EXERCISE REQUIREMENTS » Report every line of the material that contains the string "parking".

INFORMATION »
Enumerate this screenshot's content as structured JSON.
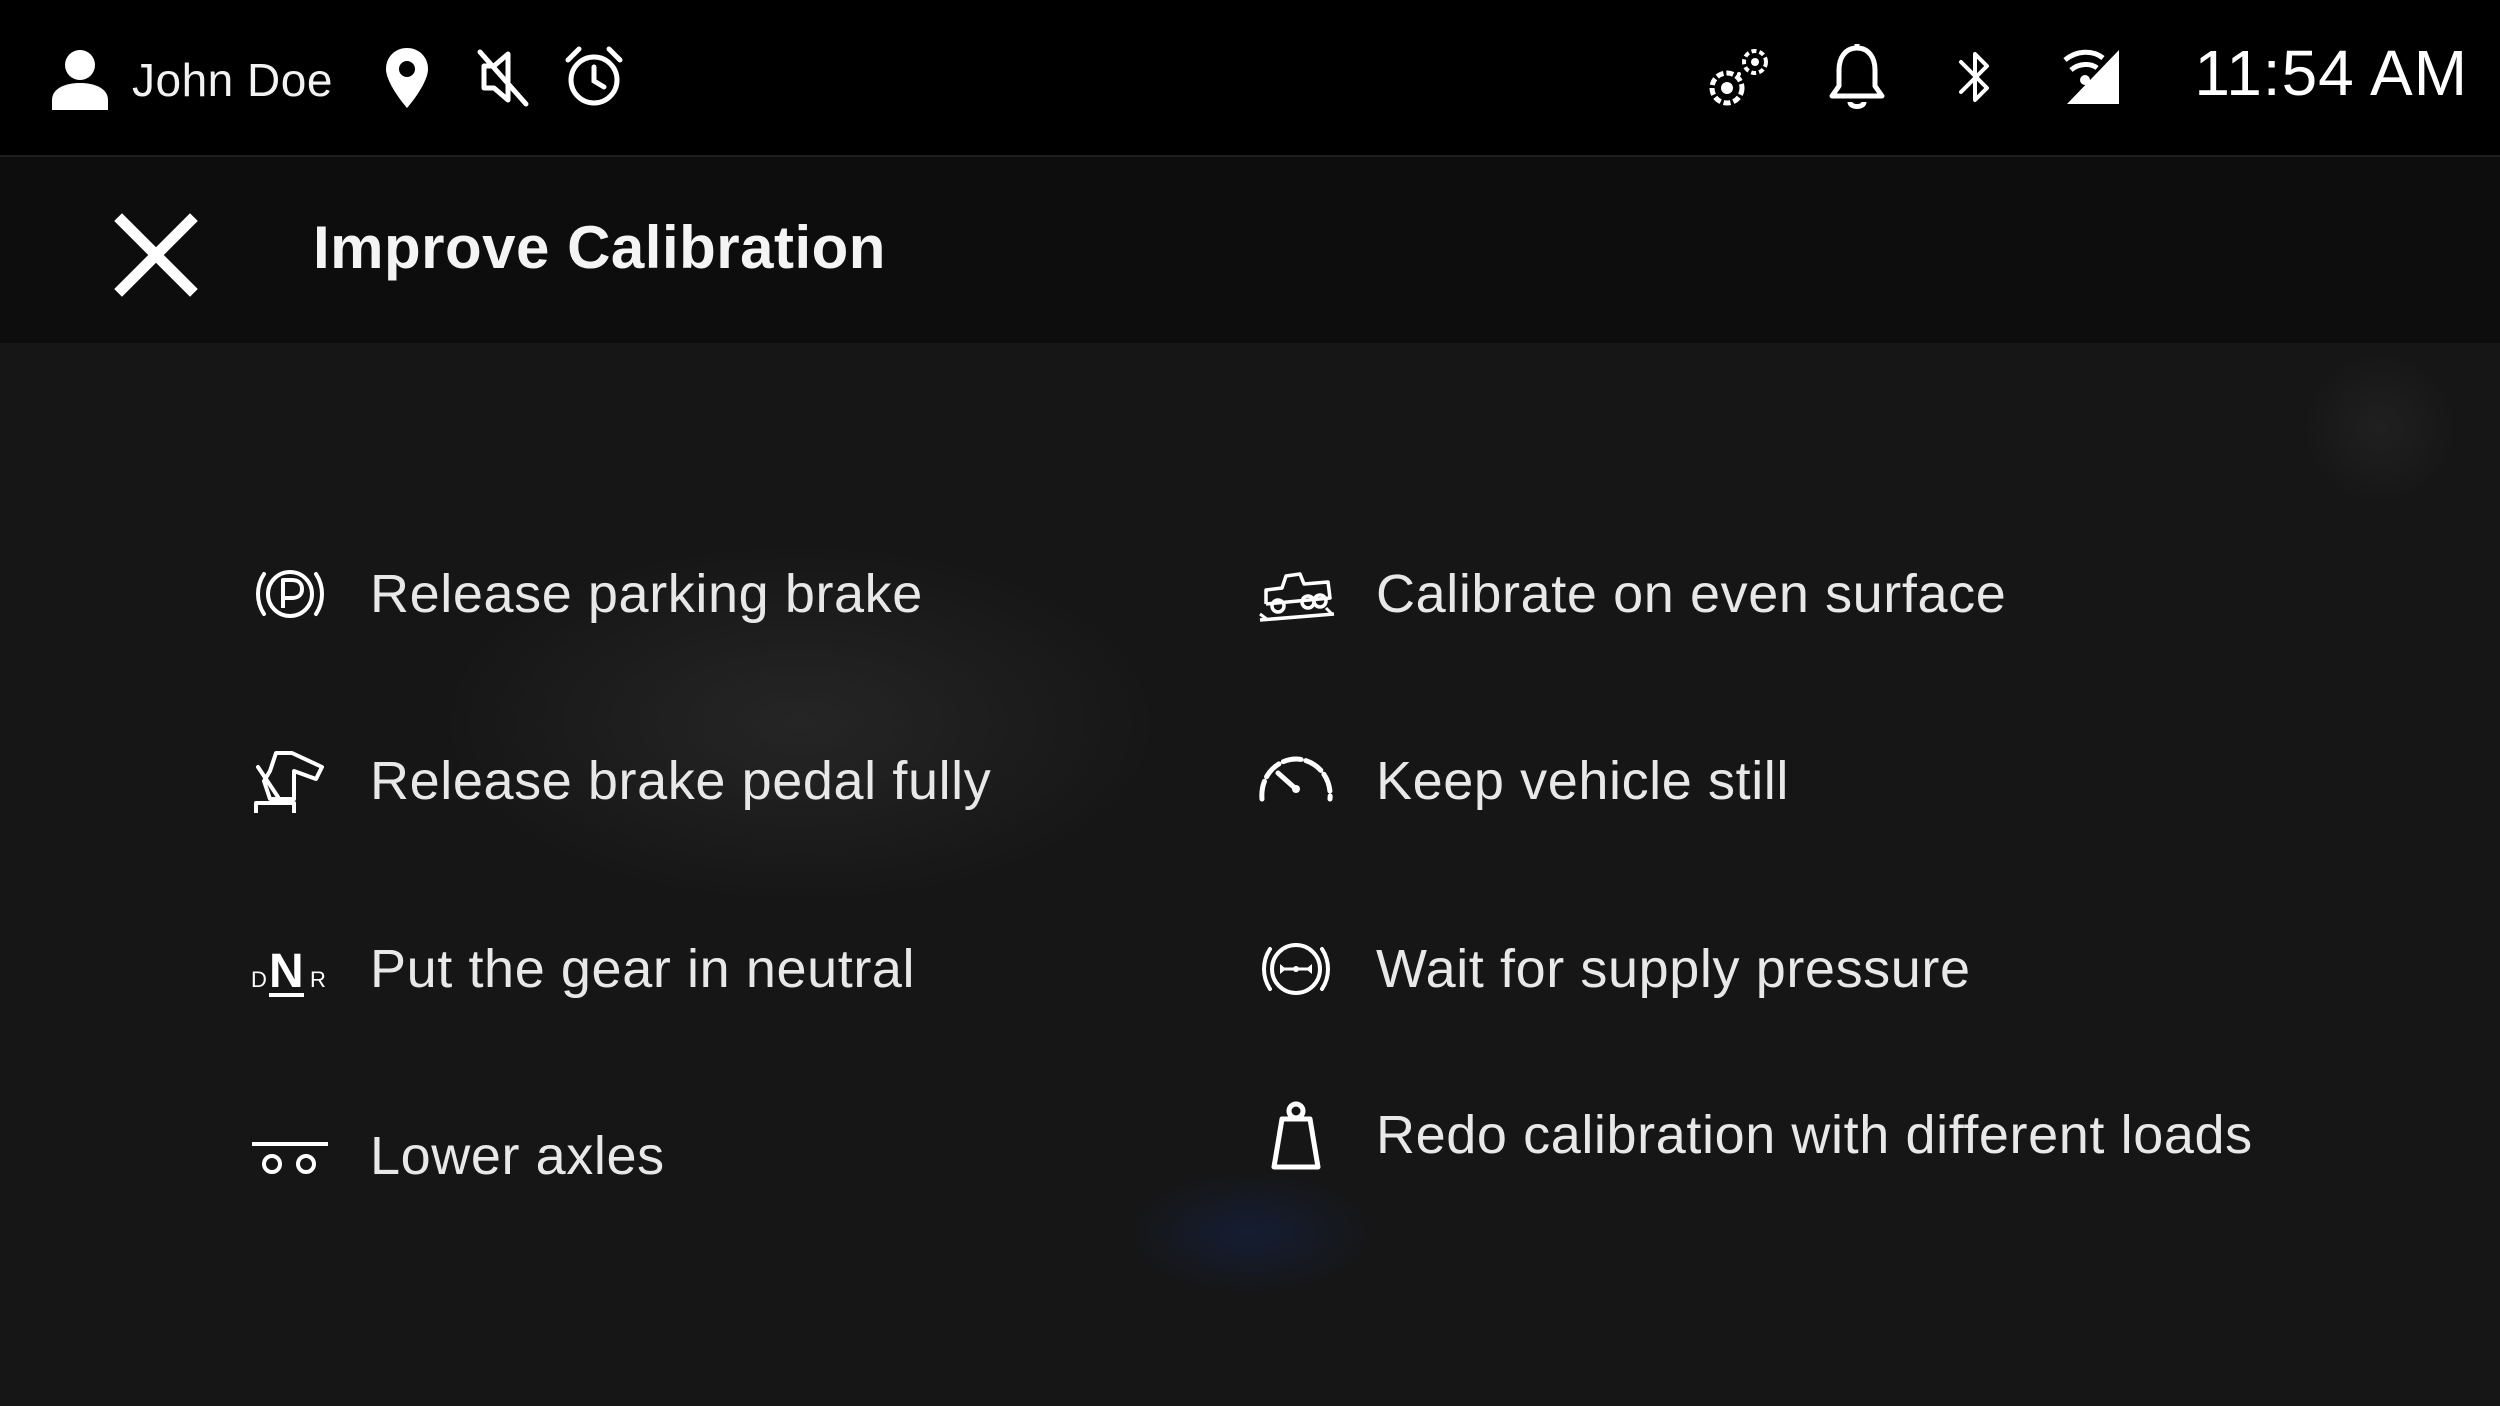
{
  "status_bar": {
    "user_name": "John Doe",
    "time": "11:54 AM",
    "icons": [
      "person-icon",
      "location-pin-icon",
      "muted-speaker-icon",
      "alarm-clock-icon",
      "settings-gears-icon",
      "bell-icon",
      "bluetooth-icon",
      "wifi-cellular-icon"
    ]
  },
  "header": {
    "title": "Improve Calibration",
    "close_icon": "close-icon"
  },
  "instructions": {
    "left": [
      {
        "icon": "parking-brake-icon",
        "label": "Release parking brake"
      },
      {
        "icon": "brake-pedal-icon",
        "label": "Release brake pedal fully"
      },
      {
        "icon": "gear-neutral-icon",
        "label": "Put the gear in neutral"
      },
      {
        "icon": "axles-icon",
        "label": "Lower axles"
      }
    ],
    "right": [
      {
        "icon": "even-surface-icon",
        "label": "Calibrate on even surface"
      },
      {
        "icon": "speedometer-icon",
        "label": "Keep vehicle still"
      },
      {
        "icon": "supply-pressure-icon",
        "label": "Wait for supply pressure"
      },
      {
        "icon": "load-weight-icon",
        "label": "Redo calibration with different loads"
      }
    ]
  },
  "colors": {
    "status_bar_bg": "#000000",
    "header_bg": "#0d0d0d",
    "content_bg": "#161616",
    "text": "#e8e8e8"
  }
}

ANSWER BOX »
        "icon": "parking-brake-icon",
        "label": "Release parking brake"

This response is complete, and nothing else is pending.